--- Provided data ---

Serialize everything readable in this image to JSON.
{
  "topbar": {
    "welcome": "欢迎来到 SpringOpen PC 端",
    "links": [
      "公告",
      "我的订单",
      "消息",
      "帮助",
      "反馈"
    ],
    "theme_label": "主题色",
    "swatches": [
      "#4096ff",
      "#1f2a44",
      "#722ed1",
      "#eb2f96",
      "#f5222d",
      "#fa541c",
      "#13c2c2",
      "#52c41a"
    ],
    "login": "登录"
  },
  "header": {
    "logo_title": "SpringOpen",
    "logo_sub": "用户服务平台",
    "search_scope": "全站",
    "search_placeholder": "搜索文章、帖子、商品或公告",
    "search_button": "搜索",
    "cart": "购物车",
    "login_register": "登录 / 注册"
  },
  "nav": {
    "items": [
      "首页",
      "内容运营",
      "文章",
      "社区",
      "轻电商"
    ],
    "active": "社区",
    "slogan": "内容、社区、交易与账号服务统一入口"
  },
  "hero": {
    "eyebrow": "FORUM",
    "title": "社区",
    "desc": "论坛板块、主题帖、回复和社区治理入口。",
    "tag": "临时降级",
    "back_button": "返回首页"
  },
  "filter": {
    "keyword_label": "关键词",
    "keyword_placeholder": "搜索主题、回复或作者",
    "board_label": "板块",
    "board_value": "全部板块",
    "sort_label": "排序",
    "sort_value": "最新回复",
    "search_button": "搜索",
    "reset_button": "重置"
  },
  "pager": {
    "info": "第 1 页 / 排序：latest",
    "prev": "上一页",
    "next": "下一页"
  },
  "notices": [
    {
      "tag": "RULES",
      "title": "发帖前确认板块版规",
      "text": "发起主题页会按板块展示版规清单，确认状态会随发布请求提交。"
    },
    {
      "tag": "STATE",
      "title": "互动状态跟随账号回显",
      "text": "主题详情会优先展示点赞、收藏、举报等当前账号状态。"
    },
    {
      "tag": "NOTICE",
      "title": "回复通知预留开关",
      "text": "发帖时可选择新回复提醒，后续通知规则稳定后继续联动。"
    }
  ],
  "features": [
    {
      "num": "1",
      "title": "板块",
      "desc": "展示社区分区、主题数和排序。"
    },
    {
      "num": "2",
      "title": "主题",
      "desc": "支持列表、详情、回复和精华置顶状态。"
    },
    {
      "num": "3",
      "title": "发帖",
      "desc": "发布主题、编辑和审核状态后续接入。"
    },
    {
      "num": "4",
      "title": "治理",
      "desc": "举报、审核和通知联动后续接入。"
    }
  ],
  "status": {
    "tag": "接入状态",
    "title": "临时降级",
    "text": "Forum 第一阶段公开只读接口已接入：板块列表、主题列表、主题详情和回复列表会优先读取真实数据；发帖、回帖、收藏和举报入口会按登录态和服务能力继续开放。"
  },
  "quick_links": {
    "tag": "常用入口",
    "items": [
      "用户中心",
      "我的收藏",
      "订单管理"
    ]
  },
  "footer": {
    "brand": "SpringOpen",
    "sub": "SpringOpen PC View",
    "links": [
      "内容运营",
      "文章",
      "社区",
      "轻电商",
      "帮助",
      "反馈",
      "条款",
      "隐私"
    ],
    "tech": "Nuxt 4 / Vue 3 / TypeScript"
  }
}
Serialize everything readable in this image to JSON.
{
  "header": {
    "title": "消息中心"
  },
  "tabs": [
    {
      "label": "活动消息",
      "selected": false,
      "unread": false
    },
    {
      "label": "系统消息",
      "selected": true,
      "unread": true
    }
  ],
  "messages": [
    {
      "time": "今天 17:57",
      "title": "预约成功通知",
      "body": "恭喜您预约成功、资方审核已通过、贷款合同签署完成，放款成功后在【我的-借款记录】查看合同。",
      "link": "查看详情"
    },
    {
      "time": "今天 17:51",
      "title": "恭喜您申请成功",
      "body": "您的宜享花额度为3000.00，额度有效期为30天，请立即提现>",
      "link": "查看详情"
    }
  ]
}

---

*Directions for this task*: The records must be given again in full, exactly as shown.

*Written solution*:
Serialize everything readable in this image to JSON.
{
  "topbar": {
    "welcome": "欢迎来到 SpringOpen PC 端",
    "links": [
      "公告",
      "我的订单",
      "消息",
      "帮助",
      "反馈"
    ],
    "theme_label": "主题色",
    "swatches": [
      "#4096ff",
      "#1f2a44",
      "#722ed1",
      "#eb2f96",
      "#f5222d",
      "#fa541c",
      "#13c2c2",
      "#52c41a"
    ],
    "login": "登录"
  },
  "header": {
    "logo_title": "SpringOpen",
    "logo_sub": "用户服务平台",
    "search_scope": "全站",
    "search_placeholder": "搜索文章、帖子、商品或公告",
    "search_button": "搜索",
    "cart": "购物车",
    "login_register": "登录 / 注册"
  },
  "nav": {
    "items": [
      "首页",
      "内容运营",
      "文章",
      "社区",
      "轻电商"
    ],
    "active": "社区",
    "slogan": "内容、社区、交易与账号服务统一入口"
  },
  "hero": {
    "eyebrow": "FORUM",
    "title": "社区",
    "desc": "论坛板块、主题帖、回复和社区治理入口。",
    "tag": "临时降级",
    "back_button": "返回首页"
  },
  "filter": {
    "keyword_label": "关键词",
    "keyword_placeholder": "搜索主题、回复或作者",
    "board_label": "板块",
    "board_value": "全部板块",
    "sort_label": "排序",
    "sort_value": "最新回复",
    "search_button": "搜索",
    "reset_button": "重置"
  },
  "pager": {
    "info": "第 1 页 / 排序：latest",
    "prev": "上一页",
    "next": "下一页"
  },
  "notices": [
    {
      "tag": "RULES",
      "title": "发帖前确认板块版规",
      "text": "发起主题页会按板块展示版规清单，确认状态会随发布请求提交。"
    },
    {
      "tag": "STATE",
      "title": "互动状态跟随账号回显",
      "text": "主题详情会优先展示点赞、收藏、举报等当前账号状态。"
    },
    {
      "tag": "NOTICE",
      "title": "回复通知预留开关",
      "text": "发帖时可选择新回复提醒，后续通知规则稳定后继续联动。"
    }
  ],
  "features": [
    {
      "num": "1",
      "title": "板块",
      "desc": "展示社区分区、主题数和排序。"
    },
    {
      "num": "2",
      "title": "主题",
      "desc": "支持列表、详情、回复和精华置顶状态。"
    },
    {
      "num": "3",
      "title": "发帖",
      "desc": "发布主题、编辑和审核状态后续接入。"
    },
    {
      "num": "4",
      "title": "治理",
      "desc": "举报、审核和通知联动后续接入。"
    }
  ],
  "status": {
    "tag": "接入状态",
    "title": "临时降级",
    "text": "Forum 第一阶段公开只读接口已接入：板块列表、主题列表、主题详情和回复列表会优先读取真实数据；发帖、回帖、收藏和举报入口会按登录态和服务能力继续开放。"
  },
  "quick_links": {
    "tag": "常用入口",
    "items": [
      "用户中心",
      "我的收藏",
      "订单管理"
    ]
  },
  "footer": {
    "brand": "SpringOpen",
    "sub": "SpringOpen PC View",
    "links": [
      "内容运营",
      "文章",
      "社区",
      "轻电商",
      "帮助",
      "反馈",
      "条款",
      "隐私"
    ],
    "tech": "Nuxt 4 / Vue 3 / TypeScript"
  }
}
Serialize everything readable in this image to JSON.
{
  "header": {
    "title": "消息中心"
  },
  "tabs": [
    {
      "label": "活动消息",
      "selected": false,
      "unread": false
    },
    {
      "label": "系统消息",
      "selected": true,
      "unread": true
    }
  ],
  "messages": [
    {
      "time": "今天 17:57",
      "title": "预约成功通知",
      "body": "恭喜您预约成功、资方审核已通过、贷款合同签署完成，放款成功后在【我的-借款记录】查看合同。",
      "link": "查看详情"
    },
    {
      "time": "今天 17:51",
      "title": "恭喜您申请成功",
      "body": "您的宜享花额度为3000.00，额度有效期为30天，请立即提现>",
      "link": "查看详情"
    }
  ]
}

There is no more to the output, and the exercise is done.